        |Controller1     | Operator1    |Controller2     | Operator2
        |  ------------  |              |  ------------  |
        | | IETF       | |              | | IETF       | |
        | | Network    | |              | | Network    | |
        | | Slice      | |              | | Slice      | |
        | | Controller | |              | | Controller | |
        | | (NSC)      | |              | | (NSC)      | |
        |  ------------  |              |  ------------  |
    ....|  | Network     |............  |  | Network     |............
        |  | Config      | Underlay1    |  | Config      | Underlay2
        |  v             |              |  v             |
        |  ------------  |              |  ------------  |
        | | Network    | |              | | Network    | |
        | | Controller | |              | | Controller | |
        | | (NC)       | |              | | (NC)       | |
        |  ------------  |              |  ------------  |
         ----------------                ----------------
          | Device Configuration
          v

     Figure 13: Example Relationship of IETF Network Slice Coordination

Acknowledgments

   The entire TEAS Network Slicing design team and everyone
   participating in related discussions has contributed to this
   document.  Some text fragments in the document have been copied from
   the [ENHANCED-VPN], for which we are grateful.

   Significant contributions to this document were gratefully received
   from the contributing authors listed in the "Contributors" section.
   In addition, we would like to also thank those others who have
   attended one or more of the design team meetings, including the
   following people not listed elsewhere:

   *  Aihua Guo
   *  Bo Wu
   *  Greg Mirsky
   *  Lou Berger
   *  Rakesh Gandhi
   *  Ran Chen
   *  Sergio Belotti
   *  Stewart Bryant
   *  Tomonobu Niwa
   *  Xuesong Geng

   Further useful comments were received from Daniele Ceccarelli, Uma
   Chunduri, Pavan Beeram, Tarek Saad, Kenichi Ogaki, Oscar Gonzalez de
   Dios, Xiaobing Niu, Dan Voyer, Igor Bryskin, Luay Jalil, Joel
   Halpern, John Scudder, John Mullooly, Krzysztof Szarkowicz, Jingrong
   Xie, Jia He, Reese Enghardt, Dirk Von Hugo, Erik Kline, and Éric
   Vyncke.
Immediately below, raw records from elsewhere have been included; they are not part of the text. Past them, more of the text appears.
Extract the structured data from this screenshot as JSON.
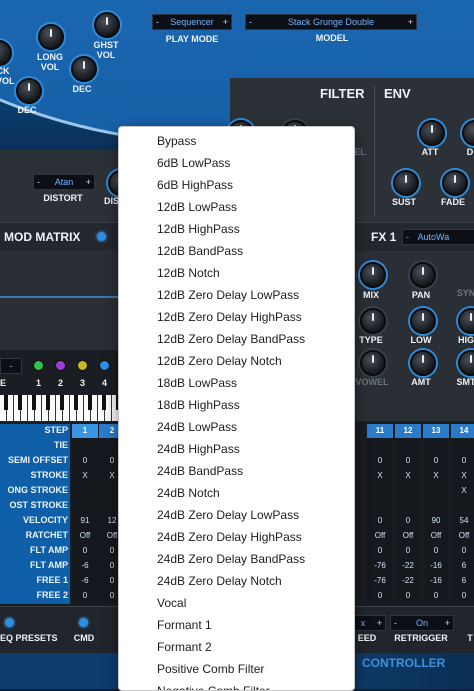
{
  "top": {
    "knob_labels": {
      "ck_vol": "CK\nVOL",
      "long_vol": "LONG\nVOL",
      "ghst_vol": "GHST\nVOL",
      "dec_left": "DEC",
      "dec_mid": "DEC"
    },
    "play_mode": {
      "value": "Sequencer",
      "label": "PLAY MODE",
      "minus": "-",
      "plus": "+"
    },
    "model": {
      "value": "Stack Grunge Double",
      "label": "MODEL",
      "minus": "-",
      "plus": "+"
    },
    "filter_title": "FILTER",
    "env_title": "ENV",
    "env_knobs": {
      "att": "ATT",
      "d": "D",
      "sust": "SUST",
      "fade": "FADE"
    },
    "distort": {
      "value": "Atan",
      "label": "DISTORT",
      "minus": "-",
      "plus": "+",
      "partial_label": "DIS"
    },
    "filter_partial_label": "EL"
  },
  "band": {
    "mod_matrix": "MOD MATRIX",
    "fx1": "FX 1",
    "fx_preset": "AutoWa",
    "fx_minus": "-"
  },
  "fx_knobs": {
    "mix": "MIX",
    "pan": "PAN",
    "syn": "SYN",
    "type": "TYPE",
    "low": "LOW",
    "hig": "HIG",
    "vowel": "VOWEL",
    "amt": "AMT",
    "smt": "SMT"
  },
  "lfo": {
    "mode_minus": "-",
    "mode_label": "E",
    "numbers": [
      "1",
      "2",
      "3",
      "4"
    ],
    "colors": [
      "#33c24a",
      "#9b3fd6",
      "#c7b82a",
      "#2a8fe6"
    ]
  },
  "steps": {
    "header_label": "STEP",
    "row_labels": [
      "TIE",
      "SEMI OFFSET",
      "STROKE",
      "ONG STROKE",
      "OST STROKE",
      "VELOCITY",
      "RATCHET",
      "FLT AMP",
      "FLT AMP",
      "FREE 1",
      "FREE 2"
    ],
    "left_columns": [
      {
        "step": "1",
        "cells": [
          "",
          "0",
          "X",
          "",
          "",
          "91",
          "Off",
          "0",
          "-6",
          "-6",
          "0"
        ]
      },
      {
        "step": "2",
        "cells": [
          "",
          "0",
          "X",
          "",
          "",
          "12",
          "Off",
          "0",
          "0",
          "0",
          "0"
        ]
      }
    ],
    "right_columns": [
      {
        "step": "11",
        "cells": [
          "",
          "0",
          "X",
          "",
          "",
          "0",
          "Off",
          "0",
          "-76",
          "-76",
          "0"
        ]
      },
      {
        "step": "12",
        "cells": [
          "",
          "0",
          "X",
          "",
          "",
          "0",
          "Off",
          "0",
          "-22",
          "-22",
          "0"
        ]
      },
      {
        "step": "13",
        "cells": [
          "",
          "0",
          "X",
          "",
          "",
          "90",
          "Off",
          "0",
          "-16",
          "-16",
          "0"
        ]
      },
      {
        "step": "14",
        "cells": [
          "",
          "0",
          "X",
          "X",
          "",
          "54",
          "Off",
          "0",
          "6",
          "6",
          "0"
        ]
      }
    ]
  },
  "bottom": {
    "eq_presets": "EQ PRESETS",
    "cmd": "CMD",
    "speed": "EED",
    "retrigger": {
      "value": "On",
      "label": "RETRIGGER",
      "minus": "-",
      "plus": "+"
    },
    "speed_selector": {
      "value": "x",
      "minus": "-",
      "plus": "+"
    },
    "controller": "CONTROLLER",
    "partial_t": "T"
  },
  "filter_menu": {
    "items": [
      "Bypass",
      "6dB LowPass",
      "6dB HighPass",
      "12dB LowPass",
      "12dB HighPass",
      "12dB BandPass",
      "12dB Notch",
      "12dB Zero Delay LowPass",
      "12dB Zero Delay HighPass",
      "12dB Zero Delay BandPass",
      "12dB Zero Delay Notch",
      "18dB LowPass",
      "18dB HighPass",
      "24dB LowPass",
      "24dB HighPass",
      "24dB BandPass",
      "24dB Notch",
      "24dB Zero Delay LowPass",
      "24dB Zero Delay HighPass",
      "24dB Zero Delay BandPass",
      "24dB Zero Delay Notch",
      "Vocal",
      "Formant 1",
      "Formant 2",
      "Positive Comb Filter",
      "Negative Comb Filter"
    ]
  }
}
   This work is partially supported by the European Commission under
   Horizon 2020 grant agreement number 101015857 Secured autonomic
   traffic management for a Tera of SDN flows (Teraflow).

Contributors

   The following people contributed substantially to the content of this
   document and should be considered coauthors.  Eric Gray was the
   original editor of the foundation documents.

   Eric Gray
   Retired

   Jari Arkko
   Ericsson
   Email: jari.arkko@piuha.net

   Mohamed Boucadair
   Orange
   Email: mohamed.boucadair@orange.com

   Dhruv Dhody
   Huawei
   India
   Email: dhruv.ietf@gmail.com

   Jie Dong
   Huawei
   Email: jie.dong@huawei.com

   Xufeng Liu
   Volta Networks
   Email: xufeng.liu.ietf@gmail.com

Authors' Addresses

   Adrian Farrel (editor)
   Old Dog Consulting
   United Kingdom
   Email: adrian@olddog.co.uk

   John Drake (editor)
   Individual
   United States of America
   Email: je_drake@yahoo.com

   Reza Rokui
   Ciena
   Email: rrokui@ciena.com

   Shunsuke Homma
   NTT
   Japan
   Email: shunsuke.homma.ietf@gmail.com

   Kiran Makhijani
   Futurewei
   United States of America
   Email: kiran.ietf@gmail.com

   Luis M. Contreras
   Telefonica
   Spain
   Email: luismiguel.contrerasmurillo@telefonica.com

   Jeff Tantsura
   Nvidia
   Email: jefftant.ietf@gmail.com